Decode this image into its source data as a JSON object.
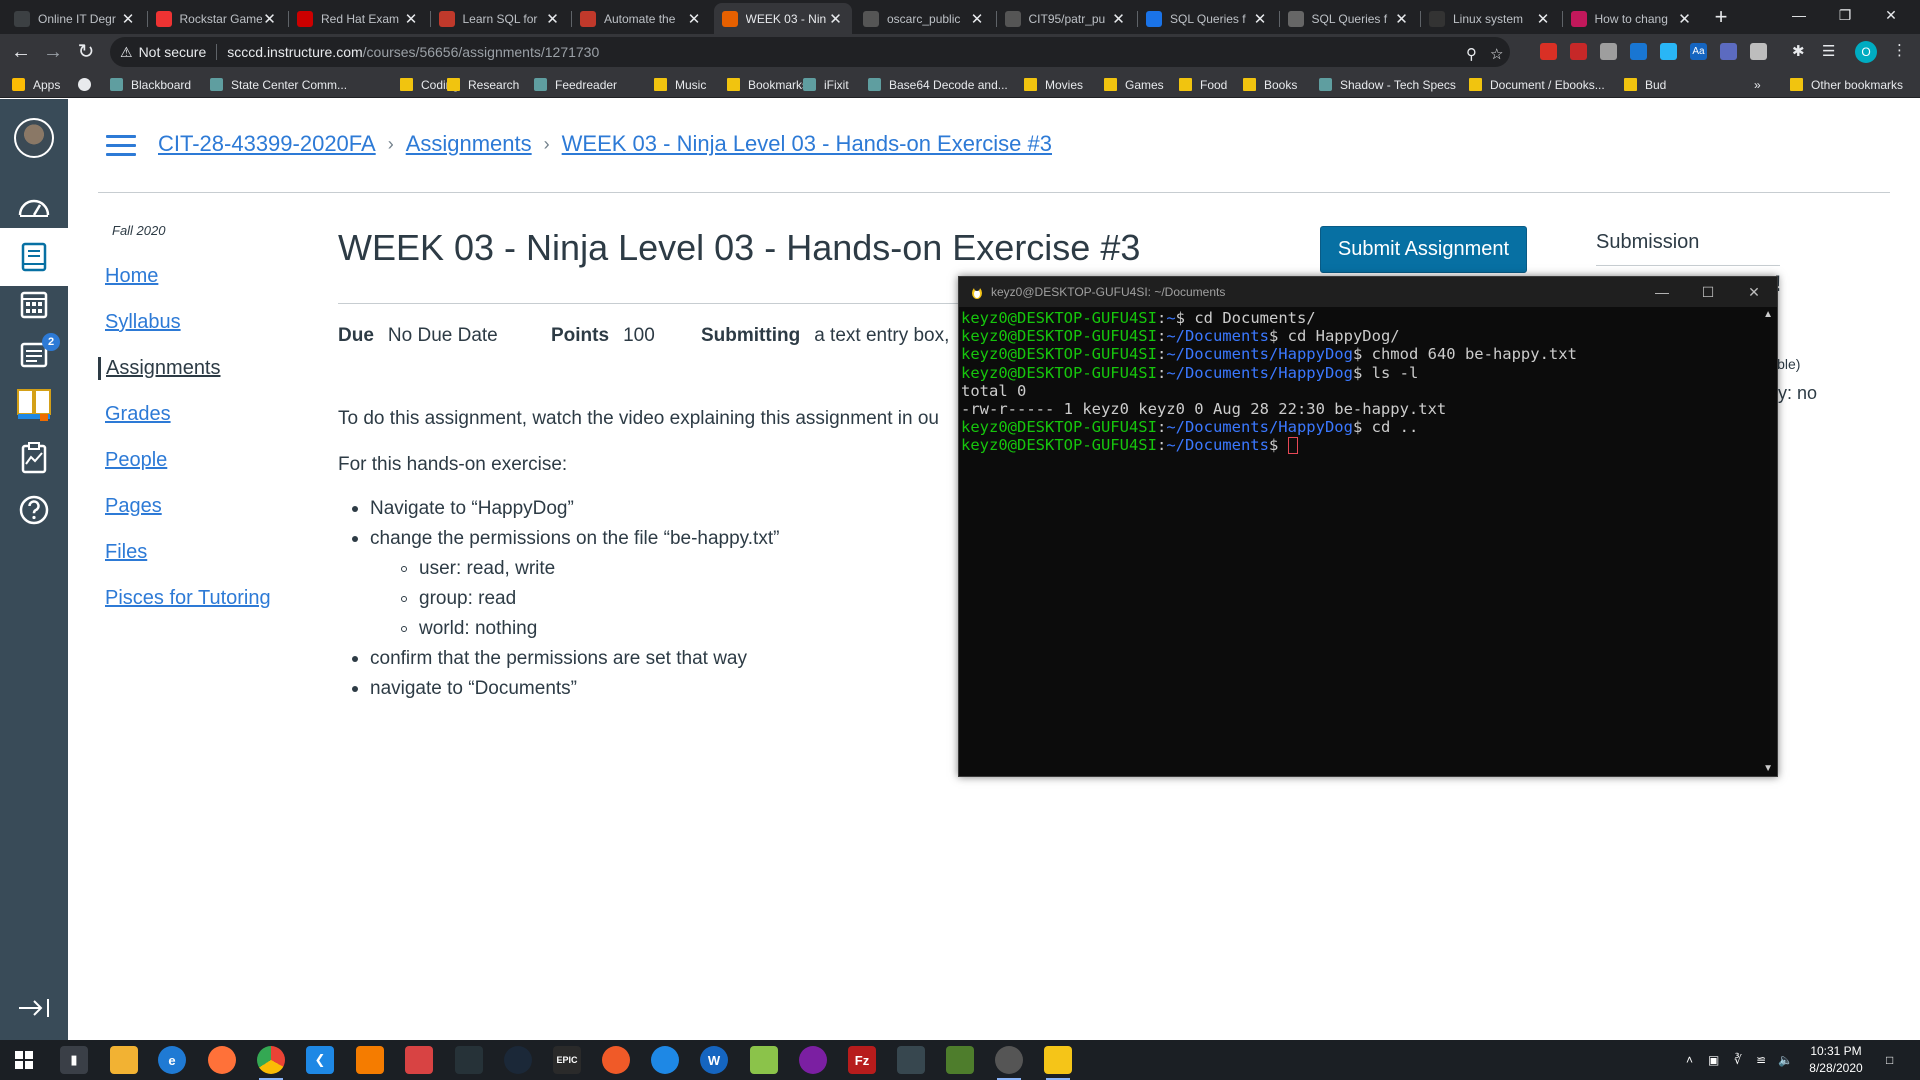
{
  "browser": {
    "tabs": [
      {
        "title": "Online IT Degr",
        "favicon_color": "#3c4043"
      },
      {
        "title": "Rockstar Game",
        "favicon_color": "#e33"
      },
      {
        "title": "Red Hat Exam",
        "favicon_color": "#c00"
      },
      {
        "title": "Learn SQL for",
        "favicon_color": "#c0392b"
      },
      {
        "title": "Automate the",
        "favicon_color": "#c0392b"
      },
      {
        "title": "WEEK 03 - Nin",
        "favicon_color": "#e66000",
        "active": true
      },
      {
        "title": "oscarc_public",
        "favicon_color": "#555"
      },
      {
        "title": "CIT95/patr_pu",
        "favicon_color": "#555"
      },
      {
        "title": "SQL Queries f",
        "favicon_color": "#1a73e8"
      },
      {
        "title": "SQL Queries f",
        "favicon_color": "#666"
      },
      {
        "title": "Linux system",
        "favicon_color": "#333"
      },
      {
        "title": "How to chang",
        "favicon_color": "#c2185b"
      }
    ],
    "close_glyph": "✕",
    "new_tab_glyph": "+",
    "url_warning": "Not secure",
    "url_host": "scccd.instructure.com",
    "url_path": "/courses/56656/assignments/1271730",
    "bookmarks": [
      {
        "label": "Apps",
        "kind": "apps"
      },
      {
        "label": "",
        "kind": "icon"
      },
      {
        "label": "Blackboard",
        "kind": "site"
      },
      {
        "label": "State Center Comm...",
        "kind": "site"
      },
      {
        "label": "Coding",
        "kind": "folder"
      },
      {
        "label": "Research",
        "kind": "folder"
      },
      {
        "label": "Feedreader",
        "kind": "site"
      },
      {
        "label": "Music",
        "kind": "folder"
      },
      {
        "label": "Bookmarks",
        "kind": "folder"
      },
      {
        "label": "iFixit",
        "kind": "site"
      },
      {
        "label": "Base64 Decode and...",
        "kind": "site"
      },
      {
        "label": "Movies",
        "kind": "folder"
      },
      {
        "label": "Games",
        "kind": "folder"
      },
      {
        "label": "Food",
        "kind": "folder"
      },
      {
        "label": "Books",
        "kind": "folder"
      },
      {
        "label": "Shadow - Tech Specs",
        "kind": "site"
      },
      {
        "label": "Document / Ebooks...",
        "kind": "folder"
      },
      {
        "label": "Bud",
        "kind": "folder"
      }
    ],
    "bookmarks_overflow": "»",
    "other_bookmarks": "Other bookmarks",
    "profile_initial": "O"
  },
  "global_nav": {
    "inbox_badge": "2"
  },
  "breadcrumb": {
    "course": "CIT-28-43399-2020FA",
    "section": "Assignments",
    "current": "WEEK 03 - Ninja Level 03 - Hands-on Exercise #3",
    "separator": "›"
  },
  "course_nav": {
    "term": "Fall 2020",
    "links": [
      "Home",
      "Syllabus",
      "Assignments",
      "Grades",
      "People",
      "Pages",
      "Files",
      "Pisces for Tutoring"
    ],
    "active": "Assignments"
  },
  "assignment": {
    "title": "WEEK 03 - Ninja Level 03 - Hands-on Exercise #3",
    "submit_label": "Submit Assignment",
    "due_label": "Due",
    "due_value": "No Due Date",
    "points_label": "Points",
    "points_value": "100",
    "submitting_label": "Submitting",
    "submitting_value": "a text entry box,",
    "intro": "To do this assignment, watch the video explaining this assignment in ou",
    "lead": "For this hands-on exercise:",
    "steps": [
      {
        "text": "Navigate to “HappyDog”",
        "level": 1
      },
      {
        "text": "change the permissions on the file “be-happy.txt”",
        "level": 1
      },
      {
        "text": "user: read, write",
        "level": 2
      },
      {
        "text": "group: read",
        "level": 2
      },
      {
        "text": "world: nothing",
        "level": 2
      },
      {
        "text": "confirm that the permissions are set that way",
        "level": 1
      },
      {
        "text": "navigate to “Documents”",
        "level": 1
      }
    ]
  },
  "submission_panel": {
    "heading": "Submission",
    "frag_exclaim": "!",
    "frag_ible": "ible)",
    "frag_ly_no": "ly: no"
  },
  "terminal": {
    "title": "keyz0@DESKTOP-GUFU4SI: ~/Documents",
    "prompt_user": "keyz0@DESKTOP-GUFU4SI",
    "lines": [
      {
        "path": "~",
        "cmd": "cd Documents/"
      },
      {
        "path": "~/Documents",
        "cmd": "cd HappyDog/"
      },
      {
        "path": "~/Documents/HappyDog",
        "cmd": "chmod 640 be-happy.txt"
      },
      {
        "path": "~/Documents/HappyDog",
        "cmd": "ls -l"
      },
      {
        "output": "total 0"
      },
      {
        "output": "-rw-r----- 1 keyz0 keyz0 0 Aug 28 22:30 be-happy.txt"
      },
      {
        "path": "~/Documents/HappyDog",
        "cmd": "cd .."
      },
      {
        "path": "~/Documents",
        "cmd": "",
        "cursor": true
      }
    ]
  },
  "taskbar": {
    "time": "10:31 PM",
    "date": "8/28/2020"
  }
}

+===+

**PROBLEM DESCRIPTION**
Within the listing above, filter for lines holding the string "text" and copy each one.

**WRITTEN REPLY**
    "submitting_value": "a text entry box,",
        "text": "Navigate to “HappyDog”",
        "text": "change the permissions on the file “be-happy.txt”",
        "text": "user: read, write",
        "text": "group: read",
        "text": "world: nothing",
        "text": "confirm that the permissions are set that way",
        "text": "navigate to “Documents”",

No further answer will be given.